§ HOW TO COMPLETE THIS TASK: Search the entries below for "heading". Report each line where it occurs.

Items from a dataset:

******************************

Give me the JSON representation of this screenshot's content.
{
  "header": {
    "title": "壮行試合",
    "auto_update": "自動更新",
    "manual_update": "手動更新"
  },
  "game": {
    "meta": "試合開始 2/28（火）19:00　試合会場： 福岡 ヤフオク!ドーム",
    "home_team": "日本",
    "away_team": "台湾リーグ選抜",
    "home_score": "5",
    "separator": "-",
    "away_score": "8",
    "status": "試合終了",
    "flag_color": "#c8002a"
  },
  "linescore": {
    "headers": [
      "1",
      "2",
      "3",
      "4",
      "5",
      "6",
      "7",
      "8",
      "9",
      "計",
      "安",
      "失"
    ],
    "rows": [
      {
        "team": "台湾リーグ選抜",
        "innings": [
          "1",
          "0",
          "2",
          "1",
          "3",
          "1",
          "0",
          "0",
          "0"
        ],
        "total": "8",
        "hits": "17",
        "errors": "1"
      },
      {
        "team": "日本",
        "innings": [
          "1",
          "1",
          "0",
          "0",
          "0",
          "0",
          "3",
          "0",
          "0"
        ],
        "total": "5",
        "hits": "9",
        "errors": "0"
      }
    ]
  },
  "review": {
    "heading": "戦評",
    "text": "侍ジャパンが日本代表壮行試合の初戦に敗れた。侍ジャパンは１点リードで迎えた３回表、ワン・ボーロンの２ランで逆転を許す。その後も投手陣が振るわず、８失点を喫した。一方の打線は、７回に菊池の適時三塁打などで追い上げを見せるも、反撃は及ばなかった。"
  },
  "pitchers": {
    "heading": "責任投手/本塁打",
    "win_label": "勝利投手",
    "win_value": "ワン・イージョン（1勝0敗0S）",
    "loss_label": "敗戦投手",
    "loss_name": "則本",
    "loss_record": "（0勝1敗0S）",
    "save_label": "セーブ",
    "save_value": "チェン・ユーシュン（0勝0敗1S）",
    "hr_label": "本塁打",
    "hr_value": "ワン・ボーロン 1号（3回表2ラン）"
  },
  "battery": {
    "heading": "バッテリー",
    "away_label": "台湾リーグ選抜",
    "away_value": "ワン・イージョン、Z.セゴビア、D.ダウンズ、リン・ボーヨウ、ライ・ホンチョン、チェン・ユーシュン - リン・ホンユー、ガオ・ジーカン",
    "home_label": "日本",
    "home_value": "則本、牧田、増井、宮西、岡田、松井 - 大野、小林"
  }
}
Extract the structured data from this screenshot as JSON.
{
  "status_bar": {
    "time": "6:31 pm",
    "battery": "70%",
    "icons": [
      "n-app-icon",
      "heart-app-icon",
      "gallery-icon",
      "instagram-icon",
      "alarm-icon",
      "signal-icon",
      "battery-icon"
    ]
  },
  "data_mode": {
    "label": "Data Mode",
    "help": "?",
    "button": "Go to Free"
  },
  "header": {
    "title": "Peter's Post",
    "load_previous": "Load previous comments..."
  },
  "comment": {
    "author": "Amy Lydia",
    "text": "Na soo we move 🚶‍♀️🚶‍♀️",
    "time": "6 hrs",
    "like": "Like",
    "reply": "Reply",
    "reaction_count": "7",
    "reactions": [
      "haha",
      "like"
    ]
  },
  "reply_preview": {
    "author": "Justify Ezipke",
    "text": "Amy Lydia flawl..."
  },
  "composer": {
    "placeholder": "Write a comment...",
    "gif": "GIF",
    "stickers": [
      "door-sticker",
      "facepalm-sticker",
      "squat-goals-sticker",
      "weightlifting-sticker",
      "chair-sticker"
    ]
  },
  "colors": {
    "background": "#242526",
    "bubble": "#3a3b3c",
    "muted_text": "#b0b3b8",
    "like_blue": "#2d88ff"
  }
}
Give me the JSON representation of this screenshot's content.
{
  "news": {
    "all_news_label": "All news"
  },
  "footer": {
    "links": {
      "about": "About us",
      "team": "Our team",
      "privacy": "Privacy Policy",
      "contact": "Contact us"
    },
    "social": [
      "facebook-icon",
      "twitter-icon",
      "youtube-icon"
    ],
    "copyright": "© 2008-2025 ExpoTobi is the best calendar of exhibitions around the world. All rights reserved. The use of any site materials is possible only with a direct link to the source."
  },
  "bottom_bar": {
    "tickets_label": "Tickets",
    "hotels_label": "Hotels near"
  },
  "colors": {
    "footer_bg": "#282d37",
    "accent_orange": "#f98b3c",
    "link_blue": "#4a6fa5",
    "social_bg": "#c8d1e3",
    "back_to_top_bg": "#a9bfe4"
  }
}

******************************

§ RESPONSE FOR THIS EXERCISE:
    "heading": "戦評",
    "heading": "責任投手/本塁打",
    "heading": "バッテリー",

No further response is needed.